Let me tell you about Spring. (I know we'd all like to think about Spring, the season, but I'm talking about Spring, the cow.)

Spring is one of our young Holstein cows. If you walked through our herd, you might not notice her at first. She has classic black-and-white Holstein markings. She's moderately sized - maybe a little on the short side. She has very correct conformation and a great udder.

Spring doesn't stand out in our herd health records either - and that's a good thing. She's a trouble-free cow that breeds back right away and hasn't had any health issues.

Where Spring really shines, though, is in our production records. On our last DHIA test, with the cows still on pasture, Spring led our herd in components with 6.2 percent butterfat and 3.9 percent protein. Spring's numbers were even better than our Jerseys' numbers.

Why am I telling you about Spring?

Because she's the perfect example of what happens when dairy farmers focus on genetics.

For the past 10 years, Glen has very diligently researched and selected the sires we use on our farm. He also very carefully matches them with our cows to produce the best possible offspring. He does so with a specific goal in mind: Increasing our herd's production and components through strong, balanced cows.

If you ask Glen, he will tell you that mating dairy cattle is as much an art as it is a science.

But he has some stringent criteria that he doesn't waver from. He only uses bulls that have positive percentages for components and will increase milk production. He only selects bulls that have two points on udder composite and two points on foot and leg composite. He ignores all of the highly-publicized, formula-based indexes.

We use young sires almost exclusively, so there is some trial and error involved. Mostly, though, we've had success because part of Glen's research involves looking back through each bull's pedigree and evaluating cow families, so there are no surprises in offspring. This pedigree research also helps us avoid inbreeding.

The other thing I should mention is our cows are all grade. I know from past comments that a lot of people assume our cows are registered because they all have names and our kids show them. We breed our cows for health and production, not for the show ring.

Thankfully, though, when you breed for correct conformation, you end up with heifers and cows pretty enough to do all right in the show ring. But looking good in the show ring doesn't contribute to our farm's success, so those pretty cows also need to produce high-value milk.

Why wouldn't you notice Spring if you walked through our herd? Because the majority of our cows have the same correct conformation, great udders and moderate size.

And the majority of them are milking just as well.

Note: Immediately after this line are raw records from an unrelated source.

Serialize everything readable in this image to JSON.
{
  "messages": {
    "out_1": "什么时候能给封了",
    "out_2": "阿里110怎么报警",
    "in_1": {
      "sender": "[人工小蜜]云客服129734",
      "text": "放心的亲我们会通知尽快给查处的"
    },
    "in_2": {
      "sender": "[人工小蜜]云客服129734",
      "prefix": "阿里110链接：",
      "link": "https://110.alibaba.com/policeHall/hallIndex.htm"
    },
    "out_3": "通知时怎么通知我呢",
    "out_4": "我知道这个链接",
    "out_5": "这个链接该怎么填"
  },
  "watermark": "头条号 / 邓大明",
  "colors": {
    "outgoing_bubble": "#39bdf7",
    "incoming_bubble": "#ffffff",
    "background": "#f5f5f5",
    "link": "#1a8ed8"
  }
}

In the past 10 years, we have improved our butterfat and protein production by 1 percent and 0.5 percent, respectively, even with summer grazing. Our dairy's rolling herd average has increased 10,000 pounds (although part of that can be attributed to advances in nutrition, fresh cow transition and management changes). These kinds of improvements contribute greatly to our farm's success.

Regardless of whether you milk registered cattle or grade cattle, focusing on your herd's genetics can pay off.

Sadie and her husband, Glen, milk 75 cows near Melrose, Minn. They have three children - Dan, 9, Monika, 7, and Daphne, 3. Sadie also writes a blog at www.dairygoodlife.com. She can be reached at sadiefrericks@gmail.com.